### [What the task asks]
Scan the material below for the string "brush". Report every line that has it.

### [Listed entries]
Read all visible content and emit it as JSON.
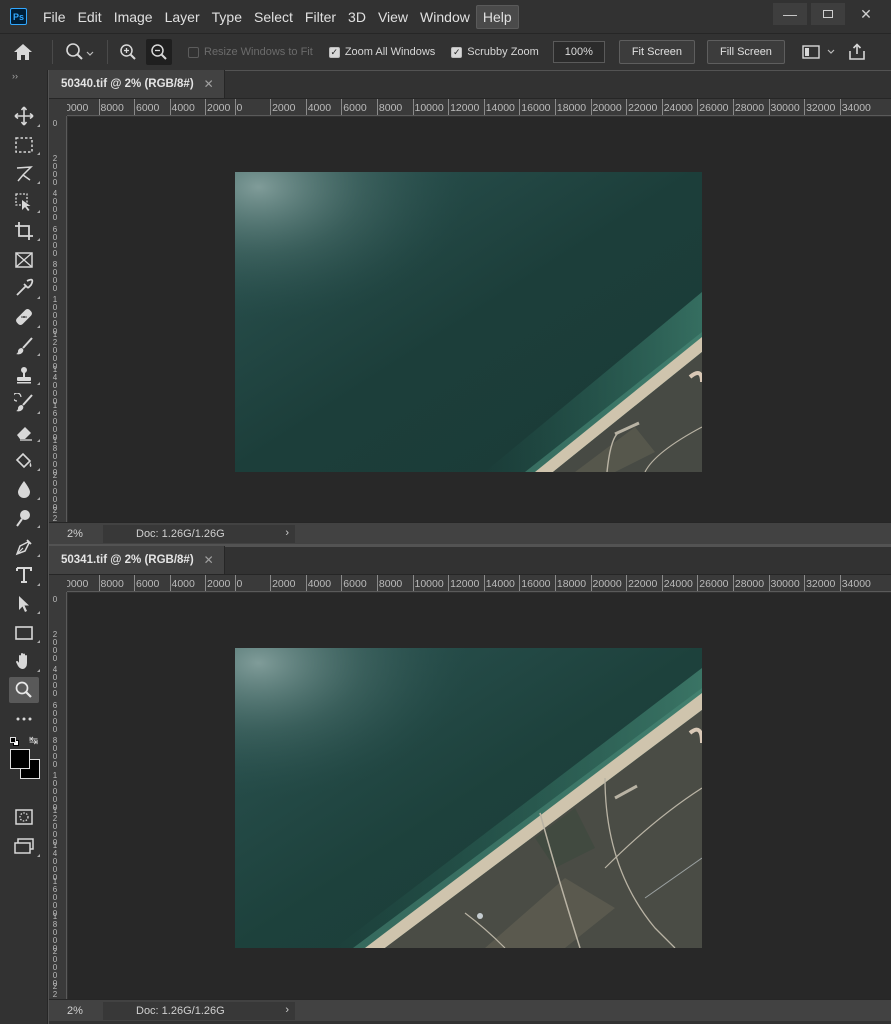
{
  "app": {
    "logo": "Ps"
  },
  "menu": [
    "File",
    "Edit",
    "Image",
    "Layer",
    "Type",
    "Select",
    "Filter",
    "3D",
    "View",
    "Window",
    "Help"
  ],
  "options": {
    "resize_windows": "Resize Windows to Fit",
    "zoom_all": "Zoom All Windows",
    "scrubby_zoom": "Scrubby Zoom",
    "zoom_value": "100%",
    "fit_screen": "Fit Screen",
    "fill_screen": "Fill Screen"
  },
  "toolbar": {
    "collapse": "››",
    "tools": [
      "move-tool",
      "marquee-tool",
      "lasso-tool",
      "object-select-tool",
      "crop-tool",
      "frame-tool",
      "eyedropper-tool",
      "healing-brush-tool",
      "brush-tool",
      "clone-stamp-tool",
      "history-brush-tool",
      "eraser-tool",
      "paint-bucket-tool",
      "blur-tool",
      "dodge-tool",
      "pen-tool",
      "type-tool",
      "path-select-tool",
      "rectangle-tool",
      "hand-tool",
      "zoom-tool",
      "more-tools"
    ],
    "selected": "zoom-tool"
  },
  "documents": [
    {
      "title": "50340.tif @ 2% (RGB/8#)",
      "zoom": "2%",
      "doc_size": "Doc: 1.26G/1.26G",
      "scene": "shore-top"
    },
    {
      "title": "50341.tif @ 2% (RGB/8#)",
      "zoom": "2%",
      "doc_size": "Doc: 1.26G/1.26G",
      "scene": "shore-bottom"
    }
  ],
  "ruler": {
    "h_labels": [
      "0000",
      "8000",
      "6000",
      "4000",
      "2000",
      "0",
      "2000",
      "4000",
      "6000",
      "8000",
      "10000",
      "12000",
      "14000",
      "16000",
      "18000",
      "20000",
      "22000",
      "24000",
      "26000",
      "28000",
      "30000",
      "32000",
      "34000"
    ],
    "v_labels": [
      "0",
      "2000",
      "4000",
      "6000",
      "8000",
      "10000",
      "12000",
      "14000",
      "16000",
      "18000",
      "20000",
      "22000"
    ]
  },
  "colors": {
    "foreground": "#000000",
    "background": "#000000",
    "canvas": "#282828",
    "panel": "#323232"
  }
}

### [Exercise output]
      "healing-brush-tool",
      "brush-tool",
      "history-brush-tool",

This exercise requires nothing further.